§ YOUR ASSIGNMENT:
Work out how many lines in the records below include the string "expr", and reply with that number alone.

────────────────────────────────────────

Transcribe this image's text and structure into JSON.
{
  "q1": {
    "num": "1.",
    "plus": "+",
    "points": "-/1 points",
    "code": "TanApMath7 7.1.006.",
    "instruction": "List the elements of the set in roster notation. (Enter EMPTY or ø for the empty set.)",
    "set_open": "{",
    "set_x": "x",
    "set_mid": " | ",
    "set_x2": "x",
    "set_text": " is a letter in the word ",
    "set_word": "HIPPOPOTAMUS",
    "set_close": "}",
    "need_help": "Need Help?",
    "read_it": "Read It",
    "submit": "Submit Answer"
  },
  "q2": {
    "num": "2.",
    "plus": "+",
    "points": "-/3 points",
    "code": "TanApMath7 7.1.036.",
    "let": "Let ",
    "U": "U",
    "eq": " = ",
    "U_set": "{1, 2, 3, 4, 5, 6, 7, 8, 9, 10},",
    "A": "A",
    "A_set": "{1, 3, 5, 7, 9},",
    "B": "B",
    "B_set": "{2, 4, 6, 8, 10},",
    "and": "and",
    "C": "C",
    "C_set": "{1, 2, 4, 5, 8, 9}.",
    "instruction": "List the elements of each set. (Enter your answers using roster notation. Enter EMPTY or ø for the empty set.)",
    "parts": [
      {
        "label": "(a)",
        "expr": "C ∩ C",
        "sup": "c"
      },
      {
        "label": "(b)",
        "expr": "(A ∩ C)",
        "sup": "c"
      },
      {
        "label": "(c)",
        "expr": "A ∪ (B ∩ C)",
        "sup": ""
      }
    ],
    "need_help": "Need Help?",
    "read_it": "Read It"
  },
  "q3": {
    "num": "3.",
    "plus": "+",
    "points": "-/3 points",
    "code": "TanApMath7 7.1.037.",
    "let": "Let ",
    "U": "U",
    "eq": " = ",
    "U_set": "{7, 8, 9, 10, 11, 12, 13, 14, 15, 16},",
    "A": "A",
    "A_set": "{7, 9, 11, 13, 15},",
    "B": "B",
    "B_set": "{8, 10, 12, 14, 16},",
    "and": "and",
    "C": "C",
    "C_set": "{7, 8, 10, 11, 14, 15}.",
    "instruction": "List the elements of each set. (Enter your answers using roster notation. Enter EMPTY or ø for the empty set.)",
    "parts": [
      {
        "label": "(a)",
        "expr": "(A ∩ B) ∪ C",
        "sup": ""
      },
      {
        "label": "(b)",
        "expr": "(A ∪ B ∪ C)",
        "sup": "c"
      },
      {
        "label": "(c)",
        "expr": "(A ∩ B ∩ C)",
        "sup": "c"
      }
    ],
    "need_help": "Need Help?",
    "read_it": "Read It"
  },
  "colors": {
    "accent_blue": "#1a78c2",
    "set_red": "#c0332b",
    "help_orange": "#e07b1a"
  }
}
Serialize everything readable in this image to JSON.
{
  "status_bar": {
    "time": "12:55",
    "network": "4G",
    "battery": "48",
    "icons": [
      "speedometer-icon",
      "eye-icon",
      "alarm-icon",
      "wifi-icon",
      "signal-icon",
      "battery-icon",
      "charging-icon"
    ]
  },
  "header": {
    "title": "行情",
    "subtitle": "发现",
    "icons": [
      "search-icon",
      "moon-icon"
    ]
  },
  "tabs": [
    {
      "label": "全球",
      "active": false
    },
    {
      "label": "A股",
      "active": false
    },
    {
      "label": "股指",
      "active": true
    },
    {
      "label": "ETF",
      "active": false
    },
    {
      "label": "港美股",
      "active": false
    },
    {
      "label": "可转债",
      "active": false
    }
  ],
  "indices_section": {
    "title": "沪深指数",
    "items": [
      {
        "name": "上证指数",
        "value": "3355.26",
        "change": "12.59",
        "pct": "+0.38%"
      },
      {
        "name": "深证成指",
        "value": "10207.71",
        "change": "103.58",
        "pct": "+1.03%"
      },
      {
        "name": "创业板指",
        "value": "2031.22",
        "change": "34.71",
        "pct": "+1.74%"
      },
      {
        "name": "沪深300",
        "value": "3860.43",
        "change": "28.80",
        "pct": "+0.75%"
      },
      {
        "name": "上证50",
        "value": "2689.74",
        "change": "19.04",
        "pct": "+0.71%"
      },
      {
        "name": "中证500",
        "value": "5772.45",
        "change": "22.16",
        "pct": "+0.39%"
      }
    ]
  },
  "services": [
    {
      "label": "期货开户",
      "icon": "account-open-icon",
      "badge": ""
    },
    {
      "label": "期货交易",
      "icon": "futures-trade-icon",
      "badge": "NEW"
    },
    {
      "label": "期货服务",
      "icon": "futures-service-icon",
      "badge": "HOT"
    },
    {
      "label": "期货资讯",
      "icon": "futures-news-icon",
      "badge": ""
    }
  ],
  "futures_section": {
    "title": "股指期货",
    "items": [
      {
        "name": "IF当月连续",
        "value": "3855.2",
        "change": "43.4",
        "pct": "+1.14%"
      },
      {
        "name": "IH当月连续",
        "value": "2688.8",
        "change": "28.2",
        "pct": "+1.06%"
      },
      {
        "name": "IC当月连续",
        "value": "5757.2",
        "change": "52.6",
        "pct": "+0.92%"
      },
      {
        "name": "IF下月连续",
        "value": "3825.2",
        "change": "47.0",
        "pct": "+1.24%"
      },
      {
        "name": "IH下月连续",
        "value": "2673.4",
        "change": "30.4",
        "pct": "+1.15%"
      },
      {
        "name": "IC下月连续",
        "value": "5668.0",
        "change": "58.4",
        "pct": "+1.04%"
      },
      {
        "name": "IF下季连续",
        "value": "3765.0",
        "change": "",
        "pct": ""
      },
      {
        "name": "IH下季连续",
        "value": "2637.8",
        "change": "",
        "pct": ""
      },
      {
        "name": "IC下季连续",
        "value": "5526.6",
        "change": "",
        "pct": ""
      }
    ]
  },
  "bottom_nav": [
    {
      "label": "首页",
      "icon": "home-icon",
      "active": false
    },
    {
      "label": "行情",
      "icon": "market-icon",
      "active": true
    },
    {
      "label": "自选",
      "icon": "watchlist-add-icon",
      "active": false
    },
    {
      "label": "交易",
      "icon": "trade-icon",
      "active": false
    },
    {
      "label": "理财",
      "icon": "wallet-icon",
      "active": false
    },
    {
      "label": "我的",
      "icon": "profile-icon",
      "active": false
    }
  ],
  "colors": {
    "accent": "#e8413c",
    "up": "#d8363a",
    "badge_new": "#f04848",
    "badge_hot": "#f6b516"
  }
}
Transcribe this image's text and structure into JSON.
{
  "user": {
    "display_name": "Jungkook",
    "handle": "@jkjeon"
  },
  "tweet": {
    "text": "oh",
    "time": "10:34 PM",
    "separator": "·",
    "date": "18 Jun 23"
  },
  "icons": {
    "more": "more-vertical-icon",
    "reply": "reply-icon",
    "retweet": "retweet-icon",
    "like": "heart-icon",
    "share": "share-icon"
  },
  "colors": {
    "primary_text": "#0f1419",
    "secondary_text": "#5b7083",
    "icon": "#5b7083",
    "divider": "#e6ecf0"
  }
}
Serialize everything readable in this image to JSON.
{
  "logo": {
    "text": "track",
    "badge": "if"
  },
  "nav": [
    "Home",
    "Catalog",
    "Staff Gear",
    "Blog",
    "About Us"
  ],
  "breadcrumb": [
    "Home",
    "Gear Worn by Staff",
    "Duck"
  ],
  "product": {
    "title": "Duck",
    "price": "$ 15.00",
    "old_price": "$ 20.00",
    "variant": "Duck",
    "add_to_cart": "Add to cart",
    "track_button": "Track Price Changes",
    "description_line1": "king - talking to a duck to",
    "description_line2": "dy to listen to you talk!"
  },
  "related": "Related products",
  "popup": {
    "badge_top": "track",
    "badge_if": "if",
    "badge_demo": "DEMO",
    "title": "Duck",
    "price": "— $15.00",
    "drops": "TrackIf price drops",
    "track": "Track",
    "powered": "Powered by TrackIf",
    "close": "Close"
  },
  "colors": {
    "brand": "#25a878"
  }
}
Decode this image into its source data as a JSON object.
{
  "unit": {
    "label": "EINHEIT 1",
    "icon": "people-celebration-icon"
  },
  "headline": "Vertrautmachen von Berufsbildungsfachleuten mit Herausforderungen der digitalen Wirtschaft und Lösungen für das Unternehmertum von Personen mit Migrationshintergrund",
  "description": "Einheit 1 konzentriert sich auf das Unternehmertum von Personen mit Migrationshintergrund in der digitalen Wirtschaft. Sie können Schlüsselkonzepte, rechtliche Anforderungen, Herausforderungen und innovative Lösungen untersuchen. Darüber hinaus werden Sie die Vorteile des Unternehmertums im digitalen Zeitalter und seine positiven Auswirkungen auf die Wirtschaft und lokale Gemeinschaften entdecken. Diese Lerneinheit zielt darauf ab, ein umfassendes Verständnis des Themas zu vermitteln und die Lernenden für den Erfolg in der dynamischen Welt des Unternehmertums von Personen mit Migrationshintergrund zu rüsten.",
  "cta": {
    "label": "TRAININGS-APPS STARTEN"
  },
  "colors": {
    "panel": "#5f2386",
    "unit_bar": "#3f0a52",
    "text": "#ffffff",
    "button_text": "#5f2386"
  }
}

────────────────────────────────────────

§ SOLUTION FOR THIS TASK:
6